“I’m very sad that he is gone. He was an important person, not only to me, his wife and the rest of his family, but to this entire CLU community and beyond. He was one of our very best professors, he was a brilliant scholar and his contributions will be missed,” Arndt said. “I loved and cared for him and so did a lot of people. I’m proud to have been his friend.”
Chris Wolf, a senior with a philosophy major and religion minor, shared his thoughts about Streeter.
“He just had this way of carrying himself, I actually told him this. I loved that when I asked him how he was, I knew that he would answer honestly. If he said he was doing great, then I know he really is doing great. He uses his words very honestly and has a jovial personality. It was uplifting to see him walking by the hallway with a smile on his face,” Wolf said.
Junior Catalina Jaramillo expressed her thoughts on what kind of person Streeter was in her eyes.
“I think that he is a very intelligent person. I believe that he was one of the best religion teachers that this school had to offer. I’m very sad that he died of cancer,” Jaramillo said.
Streeter’s memorial service took place on Jan. 25 in the Samuelson Chapel where Arndt gave the eulogy.
Arndt ended the service with a quote from Shakespeare.

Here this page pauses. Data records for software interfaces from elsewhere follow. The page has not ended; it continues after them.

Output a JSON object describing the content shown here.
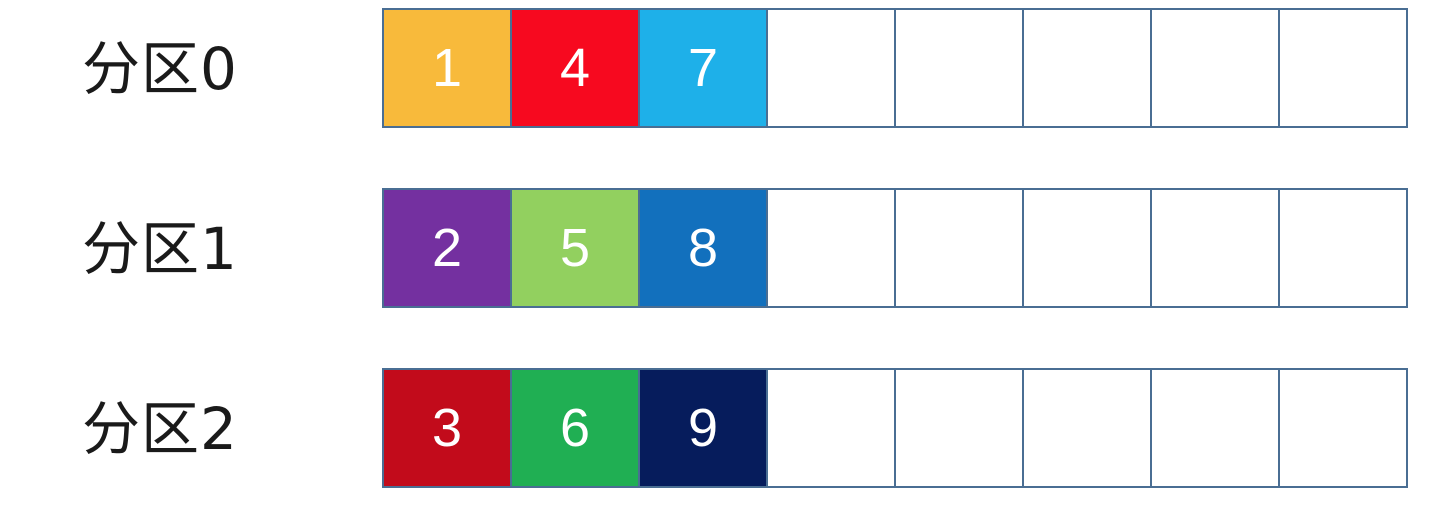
{
  "partitions": [
    {
      "label": "分区0",
      "cells": [
        {
          "value": "1",
          "color": "#F8BA3B"
        },
        {
          "value": "4",
          "color": "#F7091F"
        },
        {
          "value": "7",
          "color": "#1EB0E9"
        },
        {
          "value": "",
          "color": ""
        },
        {
          "value": "",
          "color": ""
        },
        {
          "value": "",
          "color": ""
        },
        {
          "value": "",
          "color": ""
        },
        {
          "value": "",
          "color": ""
        }
      ]
    },
    {
      "label": "分区1",
      "cells": [
        {
          "value": "2",
          "color": "#7430A0"
        },
        {
          "value": "5",
          "color": "#92D05F"
        },
        {
          "value": "8",
          "color": "#1270BD"
        },
        {
          "value": "",
          "color": ""
        },
        {
          "value": "",
          "color": ""
        },
        {
          "value": "",
          "color": ""
        },
        {
          "value": "",
          "color": ""
        },
        {
          "value": "",
          "color": ""
        }
      ]
    },
    {
      "label": "分区2",
      "cells": [
        {
          "value": "3",
          "color": "#C20B1B"
        },
        {
          "value": "6",
          "color": "#20AF53"
        },
        {
          "value": "9",
          "color": "#061C5C"
        },
        {
          "value": "",
          "color": ""
        },
        {
          "value": "",
          "color": ""
        },
        {
          "value": "",
          "color": ""
        },
        {
          "value": "",
          "color": ""
        },
        {
          "value": "",
          "color": ""
        }
      ]
    }
  ],
  "colors": {
    "grid_border": "#4A6E93",
    "cell_text": "#FFFFFF",
    "empty_cell": "#FFFFFF"
  }
}
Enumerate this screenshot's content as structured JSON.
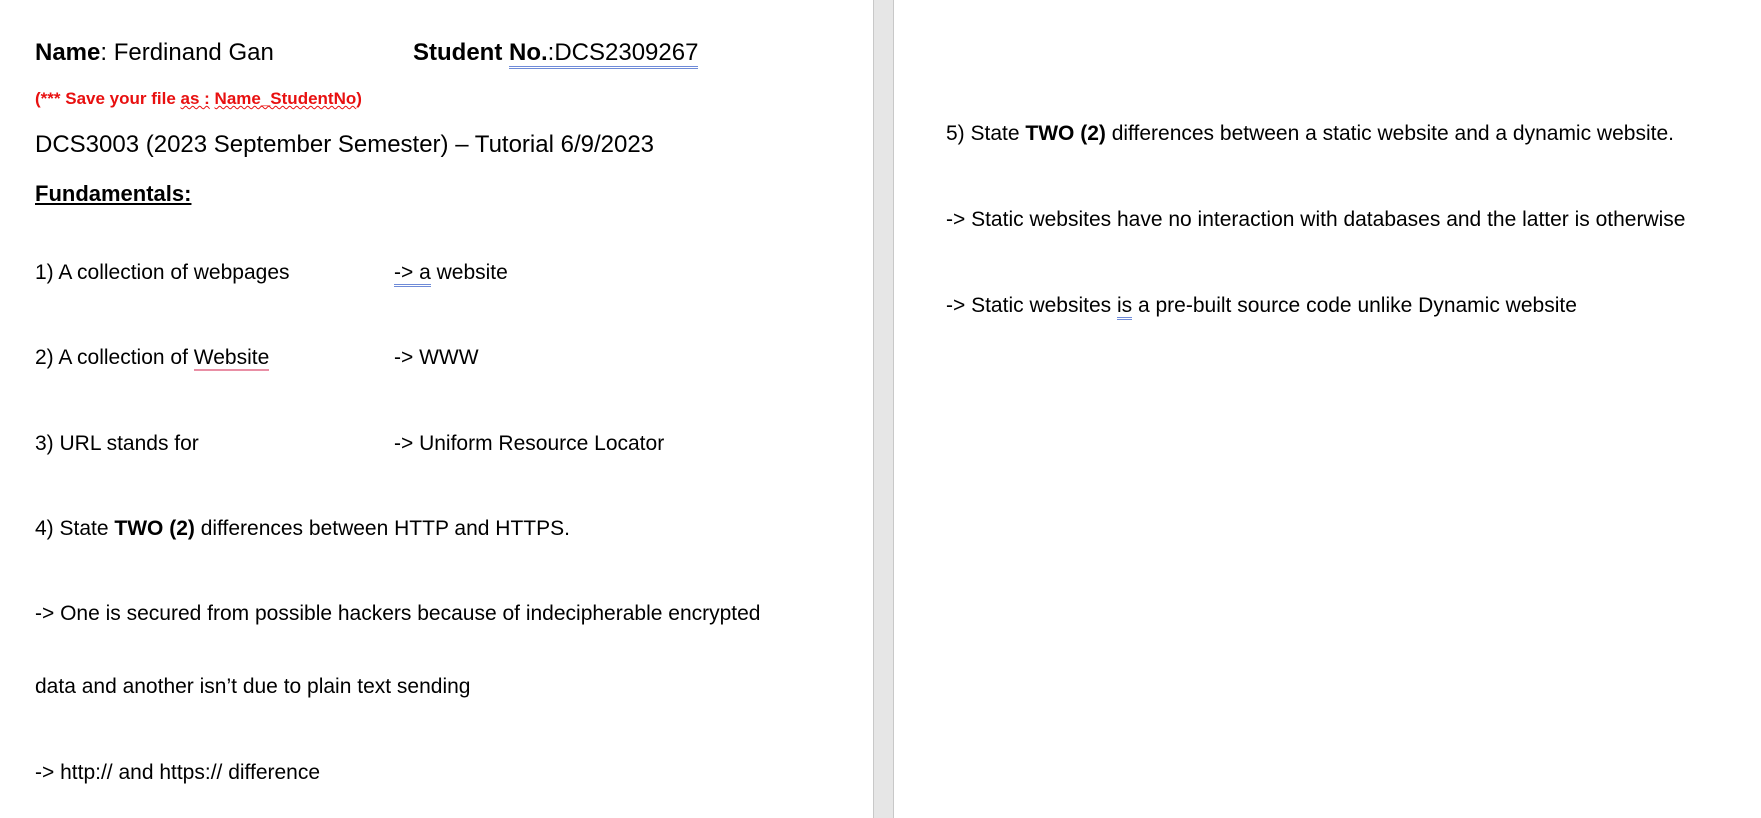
{
  "page1": {
    "name_label": "Name",
    "name_value": ": Ferdinand Gan",
    "student_label": "Student ",
    "student_no_label": "No.",
    "student_no_value": ":DCS2309267",
    "save_note_a": "(*** Save your file ",
    "save_note_b": "as :",
    "save_note_c": " ",
    "save_note_d": "Name_StudentNo",
    "save_note_e": ")",
    "course_line": "DCS3003 (2023 September Semester) – Tutorial 6/9/2023",
    "section_heading": "Fundamentals:",
    "q1_text": "1) A collection of webpages",
    "q1_arrow": "->",
    "q1_answer_a": " a",
    "q1_answer_b": " website",
    "q2_text_a": "2) A collection of ",
    "q2_text_b": "Website",
    "q2_answer": "-> WWW",
    "q3_text": "3) URL stands for",
    "q3_answer": "-> Uniform Resource Locator",
    "q4_a": "4) State ",
    "q4_b": "TWO (2)",
    "q4_c": " differences between HTTP and HTTPS.",
    "q4_ans1_line1": "-> One is secured from possible hackers because of indecipherable encrypted",
    "q4_ans1_line2": "data and another isn’t due to plain text sending",
    "q4_ans2": "-> http:// and https:// difference"
  },
  "page2": {
    "q5_a": "5) State ",
    "q5_b": "TWO (2)",
    "q5_c": " differences between a static website and a dynamic website.",
    "q5_ans1": "-> Static websites have no interaction with databases and the latter is otherwise",
    "q5_ans2_a": "-> Static websites ",
    "q5_ans2_b": "is",
    "q5_ans2_c": " a pre-built source code unlike Dynamic website"
  }
}
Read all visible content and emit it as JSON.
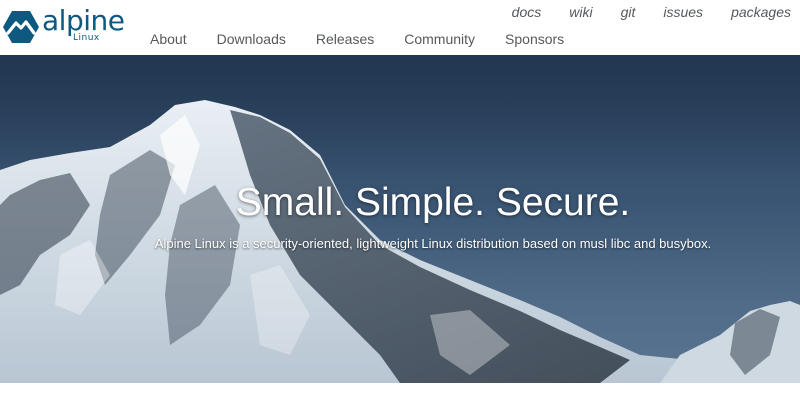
{
  "brand": {
    "name": "alpine",
    "subname": "Linux",
    "color": "#0d597f"
  },
  "secondary_nav": [
    {
      "label": "docs"
    },
    {
      "label": "wiki"
    },
    {
      "label": "git"
    },
    {
      "label": "issues"
    },
    {
      "label": "packages"
    }
  ],
  "primary_nav": [
    {
      "label": "About"
    },
    {
      "label": "Downloads"
    },
    {
      "label": "Releases"
    },
    {
      "label": "Community"
    },
    {
      "label": "Sponsors"
    }
  ],
  "hero": {
    "title": "Small. Simple. Secure.",
    "subtitle": "Alpine Linux is a security-oriented, lightweight Linux distribution based on musl libc and busybox."
  }
}
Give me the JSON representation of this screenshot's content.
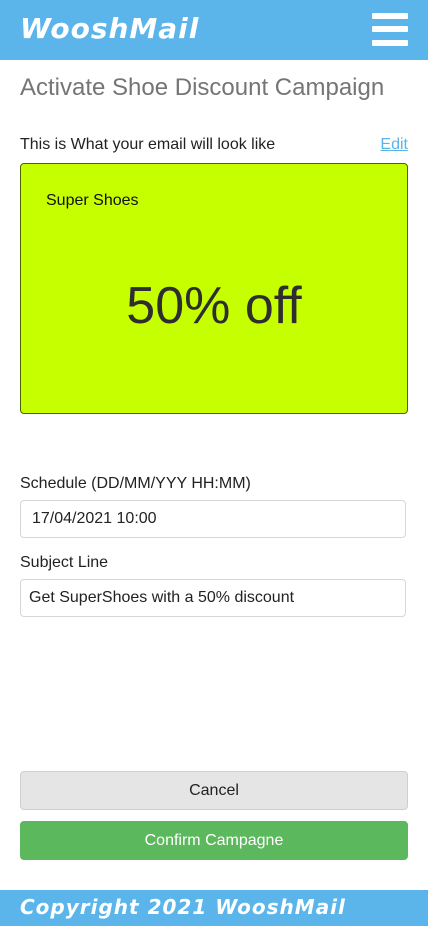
{
  "header": {
    "brand": "WooshMail",
    "menu_icon": "hamburger-menu-icon"
  },
  "page": {
    "title": "Activate Shoe Discount Campaign"
  },
  "preview": {
    "label": "This is What your email will look like",
    "edit_label": "Edit",
    "email": {
      "brand": "Super Shoes",
      "offer": "50% off",
      "background_color": "#c6ff00"
    }
  },
  "form": {
    "schedule_label": "Schedule (DD/MM/YYY HH:MM)",
    "schedule_value": "17/04/2021 10:00",
    "subject_label": "Subject Line",
    "subject_value": "Get SuperShoes with a 50% discount"
  },
  "actions": {
    "cancel_label": "Cancel",
    "confirm_label": "Confirm Campagne"
  },
  "footer": {
    "text": "Copyright 2021 WooshMail"
  },
  "colors": {
    "brand_blue": "#5bb5ea",
    "confirm_green": "#5cb85c"
  }
}
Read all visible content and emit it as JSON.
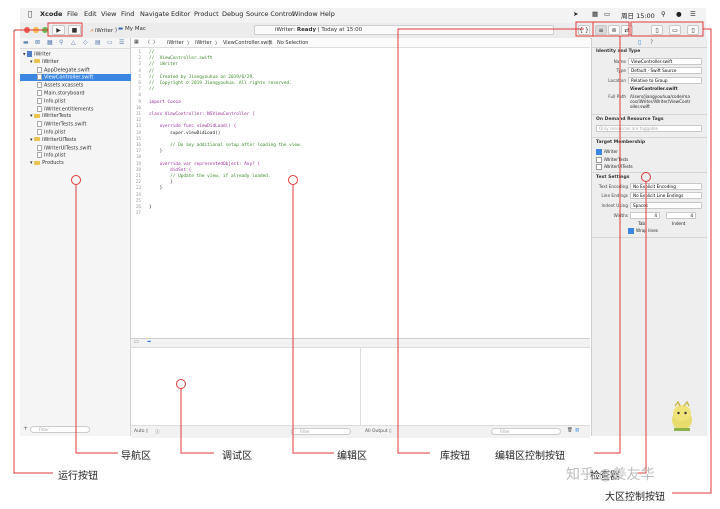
{
  "menubar": {
    "items": [
      "Xcode",
      "File",
      "Edit",
      "View",
      "Find",
      "Navigate",
      "Editor",
      "Product",
      "Debug",
      "Source Control",
      "Window",
      "Help"
    ],
    "clock": "周日 15:00"
  },
  "toolbar": {
    "run_icon": "play-icon",
    "stop_icon": "stop-icon",
    "scheme": "iWriter",
    "destination": "My Mac",
    "status_project": "iWriter",
    "status_text": "Ready",
    "status_time": "Today at 15:00"
  },
  "navigator": {
    "items": [
      {
        "label": "iWriter",
        "kind": "project",
        "indent": 0
      },
      {
        "label": "iWriter",
        "kind": "folder",
        "indent": 1
      },
      {
        "label": "AppDelegate.swift",
        "kind": "file",
        "indent": 2
      },
      {
        "label": "ViewController.swift",
        "kind": "file",
        "indent": 2,
        "selected": true
      },
      {
        "label": "Assets.xcassets",
        "kind": "file",
        "indent": 2
      },
      {
        "label": "Main.storyboard",
        "kind": "file",
        "indent": 2
      },
      {
        "label": "Info.plist",
        "kind": "file",
        "indent": 2
      },
      {
        "label": "iWriter.entitlements",
        "kind": "file",
        "indent": 2
      },
      {
        "label": "iWriterTests",
        "kind": "folder",
        "indent": 1
      },
      {
        "label": "iWriterTests.swift",
        "kind": "file",
        "indent": 2
      },
      {
        "label": "Info.plist",
        "kind": "file",
        "indent": 2
      },
      {
        "label": "iWriterUITests",
        "kind": "folder",
        "indent": 1
      },
      {
        "label": "iWriterUITests.swift",
        "kind": "file",
        "indent": 2
      },
      {
        "label": "Info.plist",
        "kind": "file",
        "indent": 2
      },
      {
        "label": "Products",
        "kind": "folder",
        "indent": 1
      }
    ],
    "filter_placeholder": "Filter"
  },
  "editor": {
    "jumpbar": [
      "iWriter",
      "iWriter",
      "ViewController.swift",
      "No Selection"
    ],
    "lines": [
      {
        "n": "1",
        "t": "//",
        "c": "comment"
      },
      {
        "n": "2",
        "t": "//  ViewController.swift",
        "c": "comment"
      },
      {
        "n": "3",
        "t": "//  iWriter",
        "c": "comment"
      },
      {
        "n": "4",
        "t": "//",
        "c": "comment"
      },
      {
        "n": "5",
        "t": "//  Created by Jiangyouhua on 2019/6/29.",
        "c": "comment"
      },
      {
        "n": "6",
        "t": "//  Copyright © 2019 Jiangyouhua. All rights reserved.",
        "c": "comment"
      },
      {
        "n": "7",
        "t": "//",
        "c": "comment"
      },
      {
        "n": "8",
        "t": "",
        "c": ""
      },
      {
        "n": "9",
        "t": "import Cocoa",
        "c": "kw"
      },
      {
        "n": "10",
        "t": "",
        "c": ""
      },
      {
        "n": "11",
        "t": "class ViewController: NSViewController {",
        "c": "kw"
      },
      {
        "n": "12",
        "t": "",
        "c": ""
      },
      {
        "n": "13",
        "t": "    override func viewDidLoad() {",
        "c": "kw"
      },
      {
        "n": "14",
        "t": "        super.viewDidLoad()",
        "c": ""
      },
      {
        "n": "15",
        "t": "",
        "c": ""
      },
      {
        "n": "16",
        "t": "        // Do any additional setup after loading the view.",
        "c": "comment"
      },
      {
        "n": "17",
        "t": "    }",
        "c": ""
      },
      {
        "n": "18",
        "t": "",
        "c": ""
      },
      {
        "n": "19",
        "t": "    override var representedObject: Any? {",
        "c": "kw"
      },
      {
        "n": "20",
        "t": "        didSet {",
        "c": "kw"
      },
      {
        "n": "21",
        "t": "        // Update the view, if already loaded.",
        "c": "comment"
      },
      {
        "n": "22",
        "t": "        }",
        "c": ""
      },
      {
        "n": "23",
        "t": "    }",
        "c": ""
      },
      {
        "n": "24",
        "t": "",
        "c": ""
      },
      {
        "n": "25",
        "t": "",
        "c": ""
      },
      {
        "n": "26",
        "t": "}",
        "c": ""
      },
      {
        "n": "27",
        "t": "",
        "c": ""
      }
    ]
  },
  "debug": {
    "auto_label": "Auto ◊",
    "output_label": "All Output ◊",
    "filter_placeholder": "Filter"
  },
  "inspector": {
    "identity_title": "Identity and Type",
    "name_label": "Name",
    "name_value": "ViewController.swift",
    "type_label": "Type",
    "type_value": "Default - Swift Source",
    "location_label": "Location",
    "location_value": "Relative to Group",
    "location_file": "ViewController.swift",
    "fullpath_label": "Full Path",
    "fullpath_value": "/Users/jiangyouhua/code/macos/iWriter/iWriter/ViewController.swift",
    "odr_title": "On Demand Resource Tags",
    "odr_placeholder": "Only resources are taggable",
    "target_title": "Target Membership",
    "targets": [
      {
        "label": "iWriter",
        "checked": true
      },
      {
        "label": "iWriterTests",
        "checked": false
      },
      {
        "label": "iWriterUITests",
        "checked": false
      }
    ],
    "text_title": "Text Settings",
    "encoding_label": "Text Encoding",
    "encoding_value": "No Explicit Encoding",
    "endings_label": "Line Endings",
    "endings_value": "No Explicit Line Endings",
    "indent_label": "Indent Using",
    "indent_value": "Spaces",
    "widths_label": "Widths",
    "tab_value": "4",
    "indent_num": "4",
    "tab_caption": "Tab",
    "indent_caption": "Indent",
    "wrap_label": "Wrap lines"
  },
  "annotations": {
    "run": "运行按钮",
    "navigator": "导航区",
    "debug": "调试区",
    "editor": "编辑区",
    "library": "库按钮",
    "editor_ctrl": "编辑区控制按钮",
    "inspector": "检查器",
    "area_ctrl": "大区控制按钮",
    "color": "#e03a3a"
  },
  "watermark": "知乎 @姜友华"
}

“Now cracks a noble heart, goodnight sweet prince may flights of angels sing me to thy rest.”
Published Feb. 5, 2014